[[ INPUT FOR THIS TASK open ]]

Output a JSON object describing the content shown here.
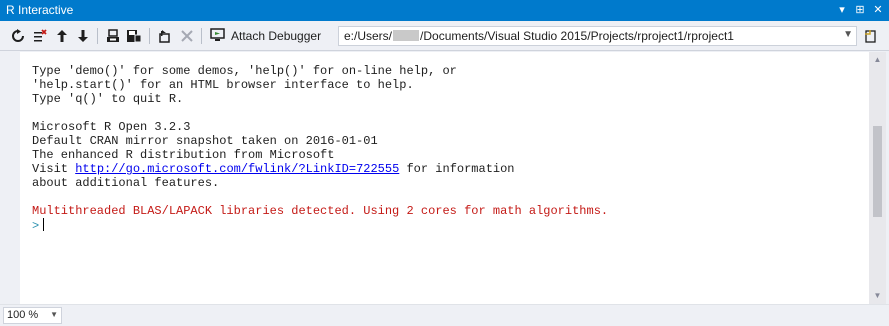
{
  "window": {
    "title": "R Interactive",
    "controls": [
      "▾",
      "⊞",
      "✕"
    ]
  },
  "toolbar": {
    "attach_label": "Attach Debugger",
    "path_prefix": "e:/Users/",
    "path_suffix": "/Documents/Visual Studio 2015/Projects/rproject1/rproject1"
  },
  "console": {
    "lines_1": "Type 'demo()' for some demos, 'help()' for on-line help, or\n'help.start()' for an HTML browser interface to help.\nType 'q()' to quit R.\n\nMicrosoft R Open 3.2.3\nDefault CRAN mirror snapshot taken on 2016-01-01\nThe enhanced R distribution from Microsoft\nVisit ",
    "link": "http://go.microsoft.com/fwlink/?LinkID=722555",
    "lines_2": " for information\nabout additional features.\n\n",
    "warning": "Multithreaded BLAS/LAPACK libraries detected. Using 2 cores for math algorithms.",
    "prompt": ">"
  },
  "zoom": {
    "value": "100 %"
  },
  "colors": {
    "accent": "#007acc",
    "warning": "#c41a16",
    "link": "#0000ee"
  }
}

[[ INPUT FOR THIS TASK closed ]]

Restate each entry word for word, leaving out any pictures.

Output a JSON object describing the content shown here.
{
  "window": {
    "title": "R Interactive",
    "controls": [
      "▾",
      "⊞",
      "✕"
    ]
  },
  "toolbar": {
    "attach_label": "Attach Debugger",
    "path_prefix": "e:/Users/",
    "path_suffix": "/Documents/Visual Studio 2015/Projects/rproject1/rproject1"
  },
  "console": {
    "lines_1": "Type 'demo()' for some demos, 'help()' for on-line help, or\n'help.start()' for an HTML browser interface to help.\nType 'q()' to quit R.\n\nMicrosoft R Open 3.2.3\nDefault CRAN mirror snapshot taken on 2016-01-01\nThe enhanced R distribution from Microsoft\nVisit ",
    "link": "http://go.microsoft.com/fwlink/?LinkID=722555",
    "lines_2": " for information\nabout additional features.\n\n",
    "warning": "Multithreaded BLAS/LAPACK libraries detected. Using 2 cores for math algorithms.",
    "prompt": ">"
  },
  "zoom": {
    "value": "100 %"
  },
  "colors": {
    "accent": "#007acc",
    "warning": "#c41a16",
    "link": "#0000ee"
  }
}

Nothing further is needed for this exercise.